(The Center Square) – Don’t itemize your taxes but still want to streamline your H&R Block experience this tax season? You’re in luck. A bipartisan group of lawmakers led by U.S. Sen. James Lankford, R-Okla., introduced a bill earlier this month that would let you do just that.
If enacted, the Charitable Act would allow charitable givers who don’t itemize – so, don’t deduct things like mortgage interest and medical expenses from their taxable income – to nonetheless claim a charitable deduction and get money back on their taxes beginning in the 2023 tax year.

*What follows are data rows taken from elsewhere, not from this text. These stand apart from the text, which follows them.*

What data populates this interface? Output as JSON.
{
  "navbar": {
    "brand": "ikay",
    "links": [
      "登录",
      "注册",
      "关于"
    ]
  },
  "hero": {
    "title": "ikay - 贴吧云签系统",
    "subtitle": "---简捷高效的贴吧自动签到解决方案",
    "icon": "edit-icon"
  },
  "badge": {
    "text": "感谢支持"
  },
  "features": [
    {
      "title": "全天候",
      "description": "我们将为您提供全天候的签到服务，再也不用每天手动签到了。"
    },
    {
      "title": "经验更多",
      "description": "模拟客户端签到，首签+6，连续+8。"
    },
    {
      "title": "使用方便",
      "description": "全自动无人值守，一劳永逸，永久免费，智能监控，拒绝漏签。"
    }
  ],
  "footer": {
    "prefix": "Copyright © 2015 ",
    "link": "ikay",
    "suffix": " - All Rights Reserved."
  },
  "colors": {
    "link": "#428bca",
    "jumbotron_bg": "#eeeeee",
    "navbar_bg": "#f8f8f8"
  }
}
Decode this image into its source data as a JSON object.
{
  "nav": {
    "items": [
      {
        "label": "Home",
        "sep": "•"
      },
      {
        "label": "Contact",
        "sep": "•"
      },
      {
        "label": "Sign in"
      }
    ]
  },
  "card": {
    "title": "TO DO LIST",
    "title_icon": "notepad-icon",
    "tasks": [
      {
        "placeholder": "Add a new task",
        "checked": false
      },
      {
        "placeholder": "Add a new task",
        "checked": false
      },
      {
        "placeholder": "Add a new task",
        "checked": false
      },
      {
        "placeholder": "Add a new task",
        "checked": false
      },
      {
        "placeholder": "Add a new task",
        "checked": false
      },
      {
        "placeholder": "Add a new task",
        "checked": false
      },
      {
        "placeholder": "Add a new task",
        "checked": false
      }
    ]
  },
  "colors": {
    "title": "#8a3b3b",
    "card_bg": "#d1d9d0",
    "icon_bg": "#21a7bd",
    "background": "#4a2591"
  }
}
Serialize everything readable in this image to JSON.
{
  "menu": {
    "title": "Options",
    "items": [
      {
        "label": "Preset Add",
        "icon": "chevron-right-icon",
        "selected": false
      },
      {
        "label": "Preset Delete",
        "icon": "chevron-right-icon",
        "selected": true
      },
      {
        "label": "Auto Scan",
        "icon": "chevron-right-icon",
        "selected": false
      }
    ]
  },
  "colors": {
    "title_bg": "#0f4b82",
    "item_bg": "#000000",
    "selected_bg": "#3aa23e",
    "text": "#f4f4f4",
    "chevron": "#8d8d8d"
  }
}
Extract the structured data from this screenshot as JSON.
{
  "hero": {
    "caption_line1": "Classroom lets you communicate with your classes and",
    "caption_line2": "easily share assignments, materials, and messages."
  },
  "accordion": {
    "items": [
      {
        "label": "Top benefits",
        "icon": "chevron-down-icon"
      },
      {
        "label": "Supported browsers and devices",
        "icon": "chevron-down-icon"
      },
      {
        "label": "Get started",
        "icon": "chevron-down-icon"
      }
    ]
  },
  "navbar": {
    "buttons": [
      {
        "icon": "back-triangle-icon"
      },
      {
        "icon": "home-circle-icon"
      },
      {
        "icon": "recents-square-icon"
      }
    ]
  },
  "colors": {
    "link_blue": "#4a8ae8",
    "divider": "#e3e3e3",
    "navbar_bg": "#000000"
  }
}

Lawmakers should support this common-sense legislation. As the bill’s primary sponsor,Lankford said in a statement earlier this month, “Our nonprofits provide our neighborhoods and families vital job training, compassionate homeless assistance, food in times of crisis, and spiritual counsel during our best and worst days.”
The Charitable Act rewards philanthropic givers with a tax incentive and, ultimately, guarantees a broader array of givers a voice in our country’s philanthropic future, creating a nonprofit ecosystem that is more inclusive and that better reflects the charitable vision of all Americans.
American philanthropy is increasingly a thing reserved for the wealthy – a top-down system for mega-donors to direct and execute their charitable vision. Creating a universal deduction would create more of a bottom-up system of philanthropy that better represents American values.
This bill does just that, freeing all people to give to the nonprofits that tackle issues in their own community like, for example, DV8 Kitchen Vocational Training Foundation, a Kentucky charity that provides job training for those struggling with addiction.
The charity helps those actively recovering from drug and alcohol abuse earn food-service certifications and learn valuable skills that make them the perfect candidates for jobs at DV8 Kitchen, a for-profit eatery that employs graduates of the nonprofit vocational-training program.
The kitchen and its nonprofit were founded after restaurateurs Diane and Rob Perez identified a troubling pattern of recovering employees falling back into the cycle of drug abuse after only a couple of weeks on the job.
Perez said last year in his testimony before the U.S. Senate Committee on Small Business & Entrepreneurship that he and his wife “lost 10 of [their] employees to fatal overdoses” in the eight years preceding the start of their charitable enterprise.
The couple knew something had to change. Lives were on the line. That’s when people – not profits – became Diane and Rob’s focus. So, the couple reimagined their business model and started their nonprofit.
DV8 helps those struggling with addiction communicate honestly about their vice, which opens the door to building a support system, something Harvard University researchers say is key to climbing out of drug dependency.
Already, the eatery employs nearly 30 people, 95% of whom are in recovery and graduates of the DV8 nonprofit. Its turnover rate is 70% – a seemingly big number but one that’s actually low for the industry. The average fast-food turnover rate, for example, was a whopping 144% in 2021.
DV8’s success shows the importance of equipping locals with enhanced charitable-giving powers because locals are most likely to uncover and address the unique needs of their community. Outsiders from states not plagued by the drug crisis aren’t as motivated to reverse the problem.
And, though the drug epidemic is a problem nationwide, overdose deaths are of particular concern to those in the Bluegrass State, as residents struggle with addiction to prescription drugs, heroin, fentanyl, and other controlled substances at a greater rate than residents of other states.
In 2020, the most recent year for which CDC numbers are available, Kentucky’s drug overdose mortality rate – 49 deaths per 100,000 people – was second only to West Virginia, making this issue deeply personal to those in the state whose loved ones struggle with addiction.
Lawmakers must empower Americans to fund nonprofits like DV8 and, ultimately, craft a philanthropic infrastructure nimble enough so everyone, regardless of itemization status, has a voice in the direction of our charitable programming and can address needs in their backyard.
Carolyn Bolton is the communications and marketing manager for DonorsTrust, a giving-account provider in Alexandria, Virginia. Her views are her own and not necessarily that of her employer.